This three-part series raises thought-provoking questions about women artisans in the developing world who are survivors of human trafficking and other travails. These hard-working women artisans are striving to succeed—but their success depends on us. They need a market.
The growing demand in the United States for distinctive, ethical, and independently crafted items creates both a challenge and an opportunity.
Artisans in developing countries have a chance to fill a gap in the U.S. market, but this is not without obstacles. Although artisans can distribute their goods to local individual communities, they have limited-to-no access to a broader consumer audience. But, what if this could change? How could this opportunity for partnership be turned into a win-win situation for both the U.S. and the artisans? And why should we care?

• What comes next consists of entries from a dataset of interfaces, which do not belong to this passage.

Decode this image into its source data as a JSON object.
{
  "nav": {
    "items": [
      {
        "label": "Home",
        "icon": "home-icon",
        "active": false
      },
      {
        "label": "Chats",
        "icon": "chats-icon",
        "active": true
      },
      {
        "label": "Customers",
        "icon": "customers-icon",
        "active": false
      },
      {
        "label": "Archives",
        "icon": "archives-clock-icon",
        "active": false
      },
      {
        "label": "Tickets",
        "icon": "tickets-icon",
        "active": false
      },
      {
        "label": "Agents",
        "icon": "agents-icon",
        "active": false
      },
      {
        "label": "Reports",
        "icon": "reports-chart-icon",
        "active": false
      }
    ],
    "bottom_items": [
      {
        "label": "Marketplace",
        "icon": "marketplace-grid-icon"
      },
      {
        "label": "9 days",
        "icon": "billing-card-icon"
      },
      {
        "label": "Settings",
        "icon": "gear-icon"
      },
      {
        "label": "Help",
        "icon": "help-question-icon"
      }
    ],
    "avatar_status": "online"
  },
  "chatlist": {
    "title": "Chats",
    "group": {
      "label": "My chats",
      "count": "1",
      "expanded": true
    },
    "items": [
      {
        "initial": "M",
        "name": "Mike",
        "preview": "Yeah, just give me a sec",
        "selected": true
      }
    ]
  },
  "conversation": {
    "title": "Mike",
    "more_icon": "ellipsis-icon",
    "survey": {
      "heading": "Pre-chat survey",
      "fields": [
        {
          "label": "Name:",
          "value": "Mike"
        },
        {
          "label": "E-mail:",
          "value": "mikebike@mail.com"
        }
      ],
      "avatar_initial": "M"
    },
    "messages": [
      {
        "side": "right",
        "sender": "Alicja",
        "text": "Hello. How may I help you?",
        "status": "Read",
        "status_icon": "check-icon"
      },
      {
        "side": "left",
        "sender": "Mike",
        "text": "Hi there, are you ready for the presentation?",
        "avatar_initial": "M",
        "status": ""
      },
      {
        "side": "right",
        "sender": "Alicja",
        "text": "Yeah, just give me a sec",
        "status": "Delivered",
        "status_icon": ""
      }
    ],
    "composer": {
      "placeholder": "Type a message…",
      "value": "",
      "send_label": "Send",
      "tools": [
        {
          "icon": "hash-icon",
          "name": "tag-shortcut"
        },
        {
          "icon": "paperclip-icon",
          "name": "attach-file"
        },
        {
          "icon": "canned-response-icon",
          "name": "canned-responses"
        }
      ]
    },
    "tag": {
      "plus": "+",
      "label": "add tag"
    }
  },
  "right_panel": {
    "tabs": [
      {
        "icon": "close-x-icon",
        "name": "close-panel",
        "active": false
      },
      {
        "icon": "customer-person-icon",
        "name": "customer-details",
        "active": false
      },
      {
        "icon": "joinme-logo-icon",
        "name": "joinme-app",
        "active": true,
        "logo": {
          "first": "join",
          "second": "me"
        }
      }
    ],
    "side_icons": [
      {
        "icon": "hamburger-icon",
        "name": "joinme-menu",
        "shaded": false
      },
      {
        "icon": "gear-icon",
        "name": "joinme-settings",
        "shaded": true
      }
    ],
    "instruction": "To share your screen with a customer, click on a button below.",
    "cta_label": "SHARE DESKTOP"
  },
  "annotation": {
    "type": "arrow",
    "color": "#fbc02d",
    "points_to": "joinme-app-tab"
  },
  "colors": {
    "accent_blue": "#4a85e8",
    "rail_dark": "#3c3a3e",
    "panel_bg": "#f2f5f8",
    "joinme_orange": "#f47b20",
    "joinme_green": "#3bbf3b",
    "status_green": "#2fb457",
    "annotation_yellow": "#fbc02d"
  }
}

Artisan Empowerment, Cultural Exchange
Expanding access to the international market would empower artisans in developing countries, most of whom are women, both culturally and financially.
Crafting is an integral and heralded part of many cultures, whether this takes the form of colored cloths, stone-inlaid jewelry, or wooden home-decorative pieces. Skills and techniques have been passed down from generation to generation, along with the stories and values that they represent. With increased potential to sell products comes an increased potential to share cultural values and beliefs. Artisans are able to share their stories and create awareness outside their communities. For the U.S., an increased exposure to other cultures will support heightened consciousness and help foster global awareness.
Whether the cause is gender prejudice, abject poverty, or a combination of multiple factors, economic opportunities for women in developing countries are rare.
With an expansion of access to the global market comes the expansion of job opportunities. When able to sell their goods abroad, women artisans are economically empowered to lift themselves and their families out of poverty, as well as aid their communities.
Collaboration among the artisans who live in the same community will also contribute to economic growth. This collaboration will allow them to reach global markets more efficiently and learn specialized craft techniques from one another.
For the Ethical Fashion Forum, ethical fashion “represents an approach to the design, sourcing, and manufacture of clothing which maximizes benefits to people and communities while minimizing impact on the environment,” according to its website.
By supporting artisans in the developing world, the U.S. will bolster ethical fashion’s position in the global economy. According to Eco-Business, a group focusing on the Asia-Pacific’s sustainable development, the global value of the apparel retail industry will increase in value by 20 percent from 2014 levels—reaching a staggering $1.5 trillion in 2017.
As of now, the majority of products coming into the U.S. are made in China. Cross-cultural trade will diversify the retail pool, allowing more countries to engage with each other interdependently.
The diversification will even help level the playing field for the developing countries, increasing economic output overall while increasing income for artisans and their communities.
Further, U.S. consumer support of artisan-made, ethically produced, and high quality goods will ensure that these goods become integral to the U.S. market.
This market opportunity will strengthen sustainable value chains and streamline the process of distributing handicrafts to the United States. In supporting artisans abroad, the U.S. can become a global change maker in the field of ethical fashion.
A Different Kind of Fashion Statement
Connecting with the large number of artisans in the developing world gives markets, the consumer, and the artisan the opportunity to cooperate and collaborate.
Fashion conveys a message, and in this case that message is one of sustainability and empowerment. A balance is created where both the demands for ethically made goods and a source of livelihood are met.
Not only does this connection give the U.S. and other Western countries a concrete way to aid the developing world financially, it also enables artisans to share their stories, crafts, and culture with a global audience.
Ultimately, this will help bridge the divide between artisan and consumer, between the developed world and the developing world. By means of empowerment, job creation, and ethical awareness, increased international trade could indeed create a win-win situation for both America and developing world artisans.
Meredith Mosbacher is Chief Media Officer at TO THE MARKET. Her work has been featured in publications including The Huffington Post, Newsweek/Daily Beast, the Wharton Blog, and Enterprising Women. Angela Marie Teng currently contributes content to TO THE MARKET as a summer intern. She also writes for the Intercollegiate Finance Journal while currently pursuing a dual-degree in Economics and Archaeology at Brown University.
Learn more about how TO THE MARKET is empowering survivors at www.tothemarket.com. You can also join their journey @LetGoTTM (Facebook, Instagram, Twitter) and @TOTHEMARKET (Pinterest, Google+, Youtube).